The mandated list of occupants clings to its front door. M. Etienne LeBlanc, age 63. Mlle Marie-Laure LeBlanc, age 16. All the dangers he is willing to endure. For the Reich. For himself. No one stops him. No shells come whistling in. Sometimes the eye of a hurricane is the safest place to be.

Marie-Laure wakes and thinks she hears the shuffle of Papa’s shoes, the clink of his key ring. Fourth floor fifth floor sixth. His fingers brush the doorknob. His body radiates a faint but palpable heat in the chair beside her. His little tools rasp across wood. He smells of glue and sandpaper and Gauloises bleues.

But it is only the house groaning. The sea throwing foam against rocks. Deceits of the mind. On the twentieth morning without any word from her father, Marie-Laure does not get out of bed. She no longer cares that her great-uncle put on an ancient necktie and stood by the front door on two separate occasions and whispered weird rhymes to himself—à la pomme de terre. All the Light We Cannot See PDF Book Free

Je suis par terre; au haricot, je suis dans l’eau—trying and failing to summon the courage to go out. She no longer begs Madame Manec to take her to the train station, to write another letter, to spend another futile afternoon at the prefecture trying to petition occupation authorities to locate her father.

She becomes unreachable, sullen. She does not bathe, does not warm herself by the kitchen fire, ceases to ask if she can go outdoors. She hardly eats. “The museum says they’re searching, child,” whispers Madame Manec, but when she tries to press her lips to Marie-Laure’s forehead, the girl jerks backward as if burned.

The museum replies to Etienne’s appeals; they report that Marie-Laure’s father never arrived. “Never arrived?” says Etienne aloud. This becomes the question that drags its teeth through Marie-Laure’s mind. Why didn’t he make it to Paris? If he couldn’t, why didn’t he return to Saint-Malo? I will never leave you, not in a million years. All the Light We Cannot See PDF Book Free

She wants only to go home, to stand in their four-room flat and hear the chestnut tree rustle outside her window; hear the cheese seller raise his awning; feel her father’s fingers close around hers. If only she had begged him to stay. Now everything in the house scares her: the creaking stairs, shuttered windows, empty rooms.

The clutter and silence. Etienne tries performing silly experiments to cheer her: a vinegar volcano, a tornado in a bottle. “Can you hear it, Marie?

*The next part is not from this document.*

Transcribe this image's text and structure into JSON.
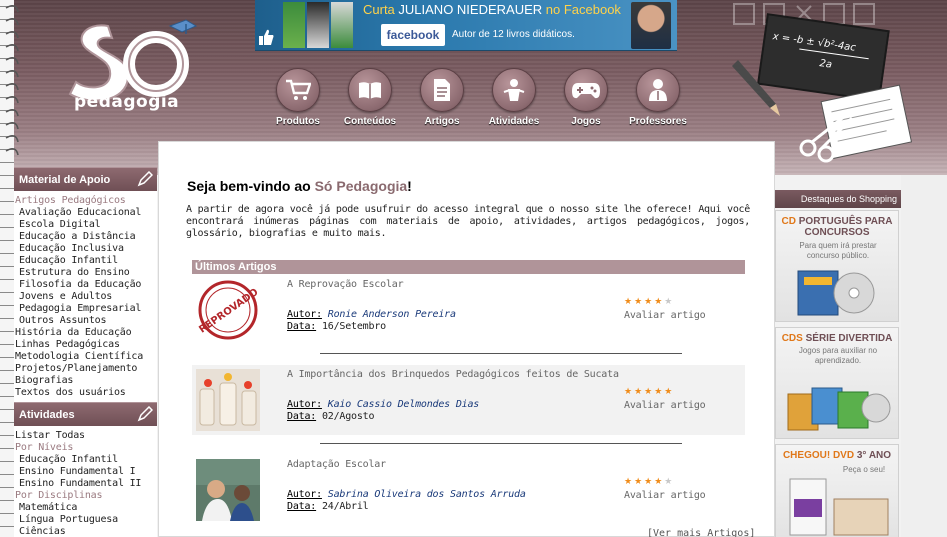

Spinning in there?” She does not feign interest. Madame Manec brings her omelets, cassoulet, brochettes of fish, fabricating miracles out of ration tickets and the dregs of her cupboards, but Marie-Laure refuses to eat.